Pierre Berthet – Extended Drops
September 15, 2010 § 7 Comments
From July 1st to September 12th 2010 Belgian sound artist Pierre Berthet exposed his work Extended Drops at Singuhr Hörgalerie in Berlin (Germany). The opening took place on July 1st, at 20h. Long night: September 12th.
In this work, the artist uses special self-built loudspeakers which he refers to as “extended loudspeakers”. These are loudspeaker chassis without a membrane with steel wires attached to them. The loudspeaker’s reverberations are transmitted via the wires to resonating bodies made of tin cans. The resonating bodies are linked in such a way that temporally as well as aurally differentiated sounds are projected into the space. In “Extended Drops”, the sounds of water droplets emit impulses and sounds for the network of resonators branched in the space. The analogue droplet sounds and their electronic treatment create a wide rhythmic and aural spectrum. A highly variable, spatial percussion instrument results – an homage to the former function of the space as a water reservoir.
“Extended Drops” is based on two of Pierre Berthet’s other projects: “Extended Loudspeakers” and “Drops”. The basic principle of the first one is to fix a steel wire in the motor of a loudspeaker without membrane. The wire is connected at its other end to a net of can-resonators suspended and spread in the space. The inputs sent in the loudspeaker make the steel wires vibrate and sounds come out of the cans:
“Drops” simply consists in water drops falling, from a height of about 2 meters, on various suspended tin cans, with various speeds:
More details including photographs and sound examples from “Extended Loudspeakers” and “Drops” can be found on the artist’s website, as well as on the CD “Extended Loudspeakers”, edited by SubRosa in 2009.
In “Extended Drops” these two earlier installations are combined, by applying different ways in which the drops can trigger the inputs that are sent into the extended loudspeakers:
1. A contact microphone is fixed on the side of a tin-can drum so that the sounds that result from the falling of the drops can be sent into the extended loudspeaker. The drop sounds can be pitched, so as to ensure a more efficient vibrating.

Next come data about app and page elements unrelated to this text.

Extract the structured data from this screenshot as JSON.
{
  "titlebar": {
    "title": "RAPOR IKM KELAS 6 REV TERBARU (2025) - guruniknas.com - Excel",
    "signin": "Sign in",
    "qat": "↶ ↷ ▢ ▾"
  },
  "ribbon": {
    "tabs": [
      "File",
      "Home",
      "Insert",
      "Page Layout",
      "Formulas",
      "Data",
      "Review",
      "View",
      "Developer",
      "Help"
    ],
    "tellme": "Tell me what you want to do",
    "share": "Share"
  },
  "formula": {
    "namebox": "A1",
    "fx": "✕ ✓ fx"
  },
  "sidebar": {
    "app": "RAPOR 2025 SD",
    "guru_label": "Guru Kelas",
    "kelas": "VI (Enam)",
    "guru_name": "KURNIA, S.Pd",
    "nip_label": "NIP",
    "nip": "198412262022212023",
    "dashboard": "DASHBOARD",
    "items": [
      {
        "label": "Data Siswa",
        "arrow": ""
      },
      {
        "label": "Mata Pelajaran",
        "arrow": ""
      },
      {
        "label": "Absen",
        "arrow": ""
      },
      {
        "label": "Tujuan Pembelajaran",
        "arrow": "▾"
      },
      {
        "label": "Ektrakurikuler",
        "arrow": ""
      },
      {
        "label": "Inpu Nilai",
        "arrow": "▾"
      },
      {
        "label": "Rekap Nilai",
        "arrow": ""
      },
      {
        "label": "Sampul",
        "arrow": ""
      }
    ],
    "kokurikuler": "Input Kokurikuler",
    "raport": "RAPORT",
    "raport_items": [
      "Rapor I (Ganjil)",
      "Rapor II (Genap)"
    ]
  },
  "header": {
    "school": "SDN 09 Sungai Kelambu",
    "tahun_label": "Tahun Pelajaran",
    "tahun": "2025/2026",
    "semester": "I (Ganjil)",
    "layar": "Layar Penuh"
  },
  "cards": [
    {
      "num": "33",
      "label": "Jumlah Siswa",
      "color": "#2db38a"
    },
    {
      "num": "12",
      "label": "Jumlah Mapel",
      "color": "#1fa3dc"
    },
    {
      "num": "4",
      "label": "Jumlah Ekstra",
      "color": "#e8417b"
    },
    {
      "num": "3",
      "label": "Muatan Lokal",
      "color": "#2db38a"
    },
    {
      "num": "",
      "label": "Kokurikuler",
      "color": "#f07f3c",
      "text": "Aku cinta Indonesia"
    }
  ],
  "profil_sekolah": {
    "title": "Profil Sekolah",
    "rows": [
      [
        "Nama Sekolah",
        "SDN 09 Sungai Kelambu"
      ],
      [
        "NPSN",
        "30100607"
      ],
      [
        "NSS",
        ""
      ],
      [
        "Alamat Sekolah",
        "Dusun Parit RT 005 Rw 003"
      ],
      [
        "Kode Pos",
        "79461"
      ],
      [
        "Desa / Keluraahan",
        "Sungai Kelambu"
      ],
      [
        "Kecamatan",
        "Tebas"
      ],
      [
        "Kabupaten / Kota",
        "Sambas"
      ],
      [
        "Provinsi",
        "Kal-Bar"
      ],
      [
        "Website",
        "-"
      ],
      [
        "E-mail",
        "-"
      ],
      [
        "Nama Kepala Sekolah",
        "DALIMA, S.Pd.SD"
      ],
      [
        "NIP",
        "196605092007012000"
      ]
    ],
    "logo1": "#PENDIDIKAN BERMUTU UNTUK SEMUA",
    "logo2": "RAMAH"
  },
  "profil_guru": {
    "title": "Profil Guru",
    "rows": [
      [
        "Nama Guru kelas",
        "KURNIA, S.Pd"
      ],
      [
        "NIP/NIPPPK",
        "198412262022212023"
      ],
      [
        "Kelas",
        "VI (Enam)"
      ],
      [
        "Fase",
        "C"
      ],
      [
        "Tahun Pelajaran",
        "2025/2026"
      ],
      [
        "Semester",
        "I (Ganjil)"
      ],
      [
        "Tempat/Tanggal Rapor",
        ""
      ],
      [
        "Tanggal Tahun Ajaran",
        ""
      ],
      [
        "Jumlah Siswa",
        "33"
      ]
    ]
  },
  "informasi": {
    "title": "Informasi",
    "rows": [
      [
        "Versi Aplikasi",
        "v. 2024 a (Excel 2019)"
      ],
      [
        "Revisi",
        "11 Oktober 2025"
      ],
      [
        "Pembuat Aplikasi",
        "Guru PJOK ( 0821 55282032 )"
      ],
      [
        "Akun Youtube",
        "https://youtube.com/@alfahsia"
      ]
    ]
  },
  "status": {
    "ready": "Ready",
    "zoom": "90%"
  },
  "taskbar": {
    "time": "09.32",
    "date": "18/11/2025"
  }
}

2. The two parts of a cut loudspeaker cable are installed under the falling drops, so that the electric signal passes only when they are hit by drops. (The development of this method was inspired by an installation of Arno Fabre.) The water is mixed with a small amount of chloridic acid. Inputs are modulated sine waves, pre-recorded and tuned so as to suit the installation.
Devices may be multiplied according to the dimensions of the space.
Here are a number of sound examples that were recorded during the first try-out period at the Singuhr Hörgalerie in Berlin: